[Exercise directions]: Would you return every entry below without a single difference?
[[ Extracted records, beginning ]]
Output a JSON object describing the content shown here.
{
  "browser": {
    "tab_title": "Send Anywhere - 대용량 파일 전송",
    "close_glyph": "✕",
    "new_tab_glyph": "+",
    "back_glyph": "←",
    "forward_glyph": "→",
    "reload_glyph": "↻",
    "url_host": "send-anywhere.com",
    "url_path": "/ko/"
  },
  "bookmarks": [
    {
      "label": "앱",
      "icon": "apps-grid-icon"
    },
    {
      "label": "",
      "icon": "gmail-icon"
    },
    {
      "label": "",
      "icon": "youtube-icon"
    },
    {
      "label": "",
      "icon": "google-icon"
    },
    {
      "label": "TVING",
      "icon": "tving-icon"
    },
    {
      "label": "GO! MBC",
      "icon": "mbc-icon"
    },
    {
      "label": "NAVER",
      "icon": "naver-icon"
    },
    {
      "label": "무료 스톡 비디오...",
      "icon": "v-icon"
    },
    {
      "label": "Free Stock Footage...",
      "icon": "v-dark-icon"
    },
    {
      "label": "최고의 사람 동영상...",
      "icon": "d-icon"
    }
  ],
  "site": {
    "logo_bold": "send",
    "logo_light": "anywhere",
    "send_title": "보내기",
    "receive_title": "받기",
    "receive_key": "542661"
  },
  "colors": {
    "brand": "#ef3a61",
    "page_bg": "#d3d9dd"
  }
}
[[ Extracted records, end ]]
[Solution to this exercise]:
Output a JSON object describing the content shown here.
{
  "browser": {
    "tab_title": "Send Anywhere - 대용량 파일 전송",
    "close_glyph": "✕",
    "new_tab_glyph": "+",
    "back_glyph": "←",
    "forward_glyph": "→",
    "reload_glyph": "↻",
    "url_host": "send-anywhere.com",
    "url_path": "/ko/"
  },
  "bookmarks": [
    {
      "label": "앱",
      "icon": "apps-grid-icon"
    },
    {
      "label": "",
      "icon": "gmail-icon"
    },
    {
      "label": "",
      "icon": "youtube-icon"
    },
    {
      "label": "",
      "icon": "google-icon"
    },
    {
      "label": "TVING",
      "icon": "tving-icon"
    },
    {
      "label": "GO! MBC",
      "icon": "mbc-icon"
    },
    {
      "label": "NAVER",
      "icon": "naver-icon"
    },
    {
      "label": "무료 스톡 비디오...",
      "icon": "v-icon"
    },
    {
      "label": "Free Stock Footage...",
      "icon": "v-dark-icon"
    },
    {
      "label": "최고의 사람 동영상...",
      "icon": "d-icon"
    }
  ],
  "site": {
    "logo_bold": "send",
    "logo_light": "anywhere",
    "send_title": "보내기",
    "receive_title": "받기",
    "receive_key": "542661"
  },
  "colors": {
    "brand": "#ef3a61",
    "page_bg": "#d3d9dd"
  }
}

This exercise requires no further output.